(Records)

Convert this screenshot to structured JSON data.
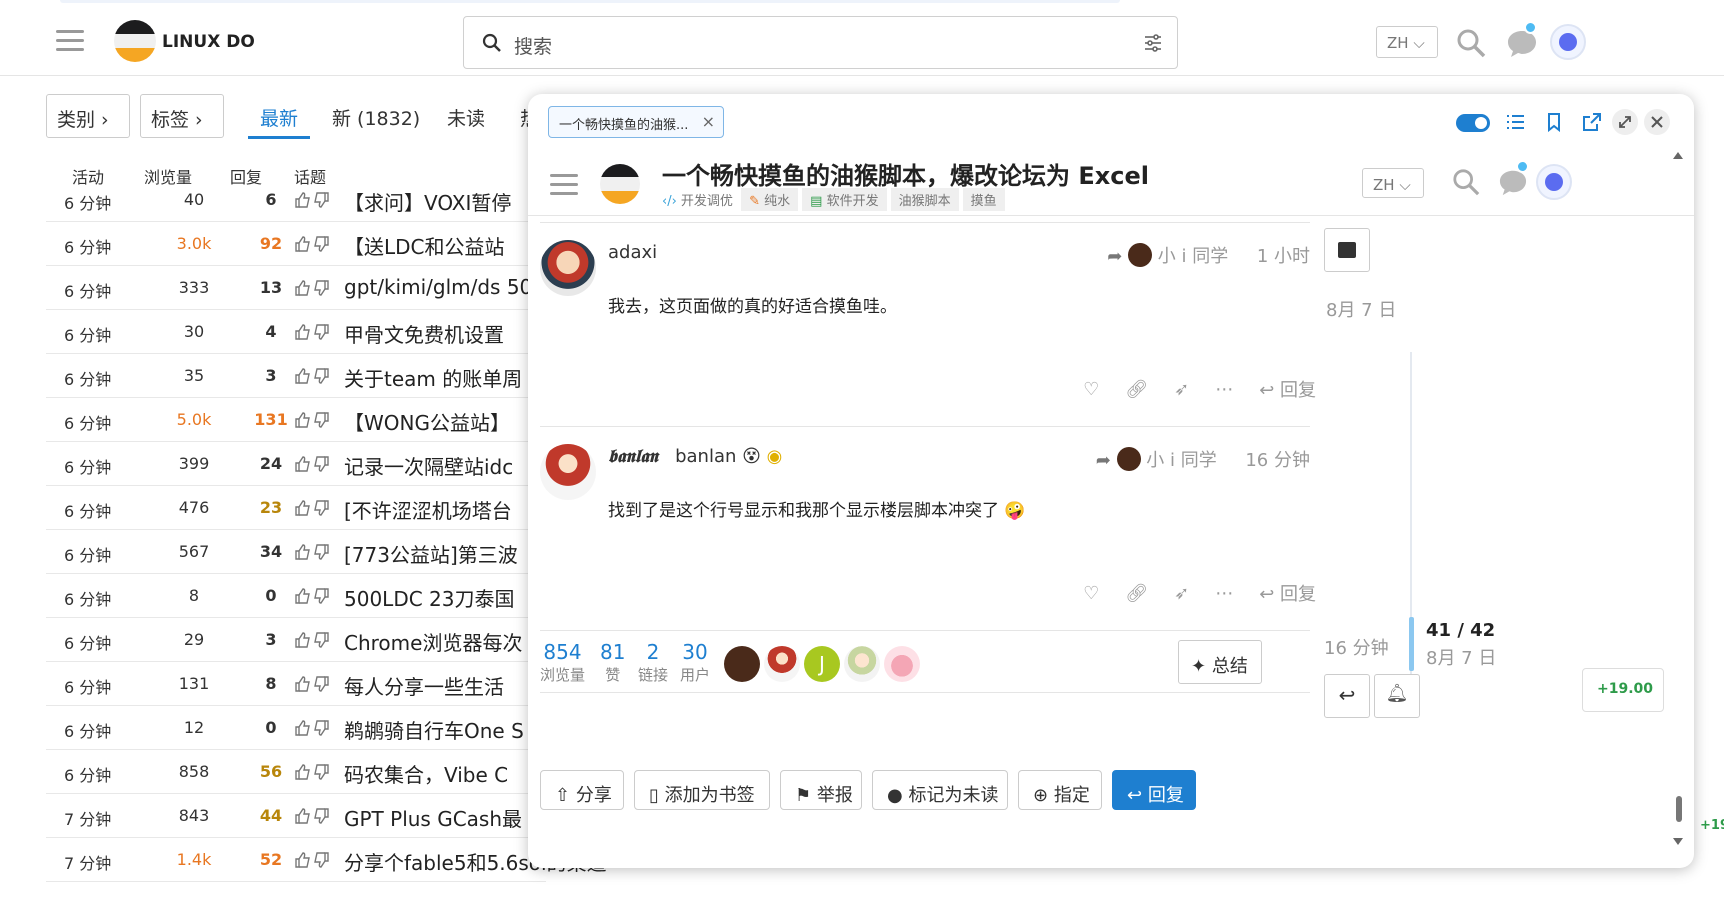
{
  "header": {
    "site_name": "LINUX DO",
    "search_placeholder": "搜索",
    "lang": "ZH"
  },
  "nav": {
    "category_btn": "类别",
    "tags_btn": "标签",
    "tabs": [
      "最新",
      "新 (1832)",
      "未读",
      "热"
    ],
    "active_tab": "最新"
  },
  "columns": [
    "活动",
    "浏览量",
    "回复",
    "话题"
  ],
  "topics": [
    {
      "activity": "6 分钟",
      "views": "40",
      "replies": "6",
      "title": "【求问】VOXI暂停",
      "heat": ""
    },
    {
      "activity": "6 分钟",
      "views": "3.0k",
      "replies": "92",
      "title": "【送LDC和公益站",
      "heat": "hot"
    },
    {
      "activity": "6 分钟",
      "views": "333",
      "replies": "13",
      "title": "gpt/kimi/glm/ds 50",
      "heat": ""
    },
    {
      "activity": "6 分钟",
      "views": "30",
      "replies": "4",
      "title": "甲骨文免费机设置",
      "heat": ""
    },
    {
      "activity": "6 分钟",
      "views": "35",
      "replies": "3",
      "title": "关于team 的账单周",
      "heat": ""
    },
    {
      "activity": "6 分钟",
      "views": "5.0k",
      "replies": "131",
      "title": "【WONG公益站】",
      "heat": "hot"
    },
    {
      "activity": "6 分钟",
      "views": "399",
      "replies": "24",
      "title": "记录一次隔壁站idc",
      "heat": ""
    },
    {
      "activity": "6 分钟",
      "views": "476",
      "replies": "23",
      "title": "[不许涩涩机场塔台",
      "heat": "warm"
    },
    {
      "activity": "6 分钟",
      "views": "567",
      "replies": "34",
      "title": "[773公益站]第三波",
      "heat": ""
    },
    {
      "activity": "6 分钟",
      "views": "8",
      "replies": "0",
      "title": "500LDC 23刀泰国",
      "heat": ""
    },
    {
      "activity": "6 分钟",
      "views": "29",
      "replies": "3",
      "title": "Chrome浏览器每次",
      "heat": ""
    },
    {
      "activity": "6 分钟",
      "views": "131",
      "replies": "8",
      "title": "每人分享一些生活",
      "heat": ""
    },
    {
      "activity": "6 分钟",
      "views": "12",
      "replies": "0",
      "title": "鹈鹕骑自行车One S",
      "heat": ""
    },
    {
      "activity": "6 分钟",
      "views": "858",
      "replies": "56",
      "title": "码农集合，Vibe C",
      "heat": "warm"
    },
    {
      "activity": "7 分钟",
      "views": "843",
      "replies": "44",
      "title": "GPT Plus GCash最",
      "heat": "warm"
    },
    {
      "activity": "7 分钟",
      "views": "1.4k",
      "replies": "52",
      "title": "分享个fable5和5.6sol的渠道",
      "heat": "hot"
    }
  ],
  "panel": {
    "tab_label": "一个畅快摸鱼的油猴...",
    "topic_title": "一个畅快摸鱼的油猴脚本，爆改论坛为 Excel",
    "category": "开发调优",
    "tags": [
      "纯水",
      "软件开发",
      "油猴脚本",
      "摸鱼"
    ],
    "lang": "ZH"
  },
  "posts": [
    {
      "username": "adaxi",
      "display_name": "",
      "reply_to": "小 i 同学",
      "time": "1 小时",
      "body": "我去，这页面做的真的好适合摸鱼哇。",
      "reply_label": "回复"
    },
    {
      "username": "banlan",
      "display_name": "𝖇𝖆𝖓𝖑𝖆𝖓",
      "reply_to": "小 i 同学",
      "time": "16 分钟",
      "body": "找到了是这个行号显示和我那个显示楼层脚本冲突了",
      "reply_label": "回复"
    }
  ],
  "stats": [
    {
      "n": "854",
      "label": "浏览量"
    },
    {
      "n": "81",
      "label": "赞"
    },
    {
      "n": "2",
      "label": "链接"
    },
    {
      "n": "30",
      "label": "用户"
    }
  ],
  "summary_label": "总结",
  "bottom_buttons": [
    "分享",
    "添加为书签",
    "举报",
    "标记为未读",
    "指定",
    "回复"
  ],
  "timeline": {
    "top_date": "8月 7 日",
    "position": "41 / 42",
    "position_date": "8月 7 日",
    "bottom_label": "16 分钟",
    "credit": "+19.00",
    "edge_credit": "+19"
  },
  "colors": {
    "accent": "#1e7fd0",
    "hot": "#e87722",
    "credit_green": "#2e9b4a"
  }
}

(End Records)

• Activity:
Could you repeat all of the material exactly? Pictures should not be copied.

• Your response:
Convert this screenshot to structured JSON data.
{
  "header": {
    "site_name": "LINUX DO",
    "search_placeholder": "搜索",
    "lang": "ZH"
  },
  "nav": {
    "category_btn": "类别",
    "tags_btn": "标签",
    "tabs": [
      "最新",
      "新 (1832)",
      "未读",
      "热"
    ],
    "active_tab": "最新"
  },
  "columns": [
    "活动",
    "浏览量",
    "回复",
    "话题"
  ],
  "topics": [
    {
      "activity": "6 分钟",
      "views": "40",
      "replies": "6",
      "title": "【求问】VOXI暂停",
      "heat": ""
    },
    {
      "activity": "6 分钟",
      "views": "3.0k",
      "replies": "92",
      "title": "【送LDC和公益站",
      "heat": "hot"
    },
    {
      "activity": "6 分钟",
      "views": "333",
      "replies": "13",
      "title": "gpt/kimi/glm/ds 50",
      "heat": ""
    },
    {
      "activity": "6 分钟",
      "views": "30",
      "replies": "4",
      "title": "甲骨文免费机设置",
      "heat": ""
    },
    {
      "activity": "6 分钟",
      "views": "35",
      "replies": "3",
      "title": "关于team 的账单周",
      "heat": ""
    },
    {
      "activity": "6 分钟",
      "views": "5.0k",
      "replies": "131",
      "title": "【WONG公益站】",
      "heat": "hot"
    },
    {
      "activity": "6 分钟",
      "views": "399",
      "replies": "24",
      "title": "记录一次隔壁站idc",
      "heat": ""
    },
    {
      "activity": "6 分钟",
      "views": "476",
      "replies": "23",
      "title": "[不许涩涩机场塔台",
      "heat": "warm"
    },
    {
      "activity": "6 分钟",
      "views": "567",
      "replies": "34",
      "title": "[773公益站]第三波",
      "heat": ""
    },
    {
      "activity": "6 分钟",
      "views": "8",
      "replies": "0",
      "title": "500LDC 23刀泰国",
      "heat": ""
    },
    {
      "activity": "6 分钟",
      "views": "29",
      "replies": "3",
      "title": "Chrome浏览器每次",
      "heat": ""
    },
    {
      "activity": "6 分钟",
      "views": "131",
      "replies": "8",
      "title": "每人分享一些生活",
      "heat": ""
    },
    {
      "activity": "6 分钟",
      "views": "12",
      "replies": "0",
      "title": "鹈鹕骑自行车One S",
      "heat": ""
    },
    {
      "activity": "6 分钟",
      "views": "858",
      "replies": "56",
      "title": "码农集合，Vibe C",
      "heat": "warm"
    },
    {
      "activity": "7 分钟",
      "views": "843",
      "replies": "44",
      "title": "GPT Plus GCash最",
      "heat": "warm"
    },
    {
      "activity": "7 分钟",
      "views": "1.4k",
      "replies": "52",
      "title": "分享个fable5和5.6sol的渠道",
      "heat": "hot"
    }
  ],
  "panel": {
    "tab_label": "一个畅快摸鱼的油猴...",
    "topic_title": "一个畅快摸鱼的油猴脚本，爆改论坛为 Excel",
    "category": "开发调优",
    "tags": [
      "纯水",
      "软件开发",
      "油猴脚本",
      "摸鱼"
    ],
    "lang": "ZH"
  },
  "posts": [
    {
      "username": "adaxi",
      "display_name": "",
      "reply_to": "小 i 同学",
      "time": "1 小时",
      "body": "我去，这页面做的真的好适合摸鱼哇。",
      "reply_label": "回复"
    },
    {
      "username": "banlan",
      "display_name": "𝖇𝖆𝖓𝖑𝖆𝖓",
      "reply_to": "小 i 同学",
      "time": "16 分钟",
      "body": "找到了是这个行号显示和我那个显示楼层脚本冲突了",
      "reply_label": "回复"
    }
  ],
  "stats": [
    {
      "n": "854",
      "label": "浏览量"
    },
    {
      "n": "81",
      "label": "赞"
    },
    {
      "n": "2",
      "label": "链接"
    },
    {
      "n": "30",
      "label": "用户"
    }
  ],
  "summary_label": "总结",
  "bottom_buttons": [
    "分享",
    "添加为书签",
    "举报",
    "标记为未读",
    "指定",
    "回复"
  ],
  "timeline": {
    "top_date": "8月 7 日",
    "position": "41 / 42",
    "position_date": "8月 7 日",
    "bottom_label": "16 分钟",
    "credit": "+19.00",
    "edge_credit": "+19"
  },
  "colors": {
    "accent": "#1e7fd0",
    "hot": "#e87722",
    "credit_green": "#2e9b4a"
  }
}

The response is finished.